Holland filmmaker puts 95-year-old manor on the market for $1.149M
HOLLAND, MI - Hopwood DePree's home at 720 Goldenrod Ave. is a blend of old and new, recalling the glamor of the Roaring 20s while meeting today's standards for high-end luxury homes.
DePree, CEO of TicTock Studios, has listed the 95-year-old French Normandy manor house for $1.149 million with Century 21.
"I did many updates and changes to restore the home to its original 1920's grandeur," said DePree, who also updated the kitchen and finished the lower level into a speakeasy-style recreation room.
The home also had several updates when it was used as a designer showcase as part of a 2009 fundraiser, said DePree, who also has made the house available for weddings and parties.
Originally built on South Shore Drive on Lake Macatawa's south shore, the 6-bedroom manor was originally built for one of DePree's family members, using materials from his great-grandfather's company, DePree Hardware and Lumber.
After a series of ownership changes, the property was eventually purchased by Amway co-founder Richard DeVos, who sold the house in 1981 to Richard and Judy DeWitt. They moved it about a quarter of a mile south to its current location.
When Hopwood DePree bought the ivy-covered mansion in 2008, he set about restoring it to its original 1920s character while taking advantage of its up-to-date foundation and its 2-acre site.
"The great thing about relocating the home at that time is that it allowed for a modern foundation, plumbing and utilities to be installed while keeping the historical elegance of the home," he said.
Those updates are hidden when you walk through the arched front door into the foyer, where the original oak flooring has been retained and continues into the living room and the small tea room off to the side.
The living room, which DePree has converted into a large dining hall, is brightly lit by the original transom windows and a French door leading to the broad flagstone patio. A gas fireplace with a green marble hearth is flanked by mirrored niches on the north wall.
Although DePree used the original dining room as an intimate living room, the next owner could easily revert the two rooms back to their original configuration.
The updated kitchen retains its original character with black and white ceramic tile flooring and an old telephone niche along the wall.
Marble counter tops, back splashes and mahogany cabinets keep the setting traditional along with the farmhouse sink and the large stainless steel Viking gas range.
Next to the kitchen, there's a butler's pantry, mudroom and laundry room with two sets of washers and dryers to keep the house operating for entertainment functions or on a day-to-day basis.
At the other end of the house, there's a home office that includes French doors at either end, a throwback to the days when cool air entered a room through screen doors instead of air conditioning.
Beyond the office, there's a master suite that was added with the move to Goldenrod Avenue. It includes a skylight and two bathrooms and walk-in closets.
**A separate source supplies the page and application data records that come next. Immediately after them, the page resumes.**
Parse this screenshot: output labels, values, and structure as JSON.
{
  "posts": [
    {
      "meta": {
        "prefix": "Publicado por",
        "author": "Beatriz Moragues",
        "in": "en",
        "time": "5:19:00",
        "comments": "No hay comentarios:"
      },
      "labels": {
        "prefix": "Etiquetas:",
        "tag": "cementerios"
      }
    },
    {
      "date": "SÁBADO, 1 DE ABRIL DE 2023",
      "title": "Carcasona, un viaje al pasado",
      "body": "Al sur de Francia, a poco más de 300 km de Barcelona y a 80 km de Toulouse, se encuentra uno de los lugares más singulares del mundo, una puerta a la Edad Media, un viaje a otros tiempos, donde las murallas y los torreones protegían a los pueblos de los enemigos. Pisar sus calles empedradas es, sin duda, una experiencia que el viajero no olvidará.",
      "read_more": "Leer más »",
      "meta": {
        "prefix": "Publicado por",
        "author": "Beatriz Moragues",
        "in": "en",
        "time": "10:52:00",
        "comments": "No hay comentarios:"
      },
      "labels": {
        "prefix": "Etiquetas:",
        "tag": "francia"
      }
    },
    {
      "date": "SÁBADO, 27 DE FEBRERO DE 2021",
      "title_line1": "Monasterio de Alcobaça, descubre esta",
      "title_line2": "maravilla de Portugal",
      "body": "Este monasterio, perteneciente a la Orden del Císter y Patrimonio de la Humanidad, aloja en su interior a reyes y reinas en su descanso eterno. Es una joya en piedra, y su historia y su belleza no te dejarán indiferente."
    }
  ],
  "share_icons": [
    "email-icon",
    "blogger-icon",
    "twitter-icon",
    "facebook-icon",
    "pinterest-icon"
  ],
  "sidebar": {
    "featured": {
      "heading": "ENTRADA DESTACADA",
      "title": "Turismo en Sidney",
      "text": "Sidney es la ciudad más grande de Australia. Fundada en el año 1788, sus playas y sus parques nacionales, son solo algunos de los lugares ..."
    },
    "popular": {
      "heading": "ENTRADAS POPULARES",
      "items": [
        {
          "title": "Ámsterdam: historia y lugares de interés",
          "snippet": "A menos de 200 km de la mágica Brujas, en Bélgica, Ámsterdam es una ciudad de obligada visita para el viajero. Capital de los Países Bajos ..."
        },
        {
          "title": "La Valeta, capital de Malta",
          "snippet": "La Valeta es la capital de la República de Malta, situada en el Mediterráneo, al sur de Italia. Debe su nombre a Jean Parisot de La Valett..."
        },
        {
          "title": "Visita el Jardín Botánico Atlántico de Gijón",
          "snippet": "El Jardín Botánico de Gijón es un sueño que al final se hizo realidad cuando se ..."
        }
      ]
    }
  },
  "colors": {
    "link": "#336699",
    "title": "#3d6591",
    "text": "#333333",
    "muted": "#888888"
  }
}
One of the bathrooms features a walk-in shower, the other a Jacuzzi bath tub.
Climb the winding staircase past the leaded glass windows and you will find the home's original bedrooms with maple flooring. The master suite, currently used as two bedrooms, includes the bathrooms with the original tub and green ceramic tiles.
Of the remaining three bedrooms, the most interesting is in the original maid's quarters, whose bathroom includes a small tub with a well for soaking sore feet. A pipe stub protruding above the bed connects to the "wireless" intercom system from which the maid could be beckoned.
The upstairs bedroom serving the children's bedrooms includes the original pink and gray tile in pristine condition.
Downstairs, DePree put his imprint on the home with a "speakeasy" room that is dominated by a mahogany bar that hides an icemaker, dishwasher and refrigerator.
In deference to the speakeasy theme, a wide-screen television in the speakeasy is hidden by mirrored glass doors above the fireplace.
In one corner, DePree installed a wine cellar behind by antique doors that were imported from Europe and are at least 300 years old. "The stained glass window in the wine cellar is thought to be Murano glass from Italy and about 400 years old," he said.
On the wall of the wine cellar, there's a mural of the home with the DePree family crest dating back the family's French Huguenot roots.
Written by Jim Harger. Jim covers business for MLive/Grand Rapids Press.